[Entries supplied — start]

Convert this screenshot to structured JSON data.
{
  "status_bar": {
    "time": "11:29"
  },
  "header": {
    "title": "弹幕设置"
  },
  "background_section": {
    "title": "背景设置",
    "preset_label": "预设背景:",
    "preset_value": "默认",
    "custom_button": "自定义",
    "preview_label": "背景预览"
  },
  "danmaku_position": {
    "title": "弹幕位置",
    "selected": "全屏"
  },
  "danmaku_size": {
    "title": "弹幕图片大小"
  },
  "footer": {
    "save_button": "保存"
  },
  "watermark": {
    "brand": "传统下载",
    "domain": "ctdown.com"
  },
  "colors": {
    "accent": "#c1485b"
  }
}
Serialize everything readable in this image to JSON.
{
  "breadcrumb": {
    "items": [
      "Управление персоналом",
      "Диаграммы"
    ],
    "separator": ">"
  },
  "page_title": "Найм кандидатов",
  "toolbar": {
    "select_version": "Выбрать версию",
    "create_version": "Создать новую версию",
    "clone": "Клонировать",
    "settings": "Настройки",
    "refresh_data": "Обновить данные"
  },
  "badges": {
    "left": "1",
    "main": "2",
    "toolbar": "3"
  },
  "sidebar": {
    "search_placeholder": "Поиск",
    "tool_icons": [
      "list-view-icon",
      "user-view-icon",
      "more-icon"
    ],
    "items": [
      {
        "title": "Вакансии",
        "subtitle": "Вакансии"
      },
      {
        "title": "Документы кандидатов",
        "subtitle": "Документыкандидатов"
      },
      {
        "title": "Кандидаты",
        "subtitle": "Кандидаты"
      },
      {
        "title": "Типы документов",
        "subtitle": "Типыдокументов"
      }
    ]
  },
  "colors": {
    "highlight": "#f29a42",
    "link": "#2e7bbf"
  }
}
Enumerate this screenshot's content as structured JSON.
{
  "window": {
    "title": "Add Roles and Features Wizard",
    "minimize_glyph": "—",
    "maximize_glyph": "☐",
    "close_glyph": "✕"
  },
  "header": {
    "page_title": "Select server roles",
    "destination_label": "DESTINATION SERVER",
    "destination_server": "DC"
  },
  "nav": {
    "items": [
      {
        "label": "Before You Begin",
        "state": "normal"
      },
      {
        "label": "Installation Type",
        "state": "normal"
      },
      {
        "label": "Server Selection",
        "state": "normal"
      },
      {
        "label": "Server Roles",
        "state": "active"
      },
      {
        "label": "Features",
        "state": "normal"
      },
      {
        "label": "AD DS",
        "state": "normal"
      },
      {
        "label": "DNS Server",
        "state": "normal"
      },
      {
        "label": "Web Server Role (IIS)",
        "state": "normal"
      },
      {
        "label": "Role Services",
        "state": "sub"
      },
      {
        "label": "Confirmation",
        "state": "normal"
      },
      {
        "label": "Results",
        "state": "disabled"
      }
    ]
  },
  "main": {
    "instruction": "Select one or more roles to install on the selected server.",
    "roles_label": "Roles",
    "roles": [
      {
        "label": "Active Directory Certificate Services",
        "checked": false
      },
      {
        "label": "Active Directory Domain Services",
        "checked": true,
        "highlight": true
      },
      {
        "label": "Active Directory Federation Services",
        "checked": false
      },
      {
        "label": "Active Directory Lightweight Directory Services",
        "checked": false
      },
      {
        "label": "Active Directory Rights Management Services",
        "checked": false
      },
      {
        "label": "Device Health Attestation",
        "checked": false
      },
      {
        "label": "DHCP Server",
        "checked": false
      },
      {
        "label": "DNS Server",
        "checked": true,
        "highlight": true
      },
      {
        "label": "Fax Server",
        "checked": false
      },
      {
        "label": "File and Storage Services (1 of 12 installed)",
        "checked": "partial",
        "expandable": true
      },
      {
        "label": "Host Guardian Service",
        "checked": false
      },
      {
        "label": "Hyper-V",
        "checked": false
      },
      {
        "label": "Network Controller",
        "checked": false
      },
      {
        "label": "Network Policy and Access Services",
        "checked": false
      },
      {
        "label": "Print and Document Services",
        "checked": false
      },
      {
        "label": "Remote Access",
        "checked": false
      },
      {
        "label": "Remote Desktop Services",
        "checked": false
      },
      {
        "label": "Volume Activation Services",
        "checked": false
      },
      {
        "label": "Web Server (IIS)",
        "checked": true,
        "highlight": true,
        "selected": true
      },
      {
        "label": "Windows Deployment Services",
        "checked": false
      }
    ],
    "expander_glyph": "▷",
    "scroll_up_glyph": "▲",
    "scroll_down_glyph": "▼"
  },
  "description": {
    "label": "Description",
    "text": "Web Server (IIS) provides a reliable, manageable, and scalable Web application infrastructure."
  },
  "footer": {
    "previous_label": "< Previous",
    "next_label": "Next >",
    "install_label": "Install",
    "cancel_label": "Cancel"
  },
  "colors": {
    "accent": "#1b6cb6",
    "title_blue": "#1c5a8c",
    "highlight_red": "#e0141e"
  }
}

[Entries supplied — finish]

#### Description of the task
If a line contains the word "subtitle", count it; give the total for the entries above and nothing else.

#### Problem solution
4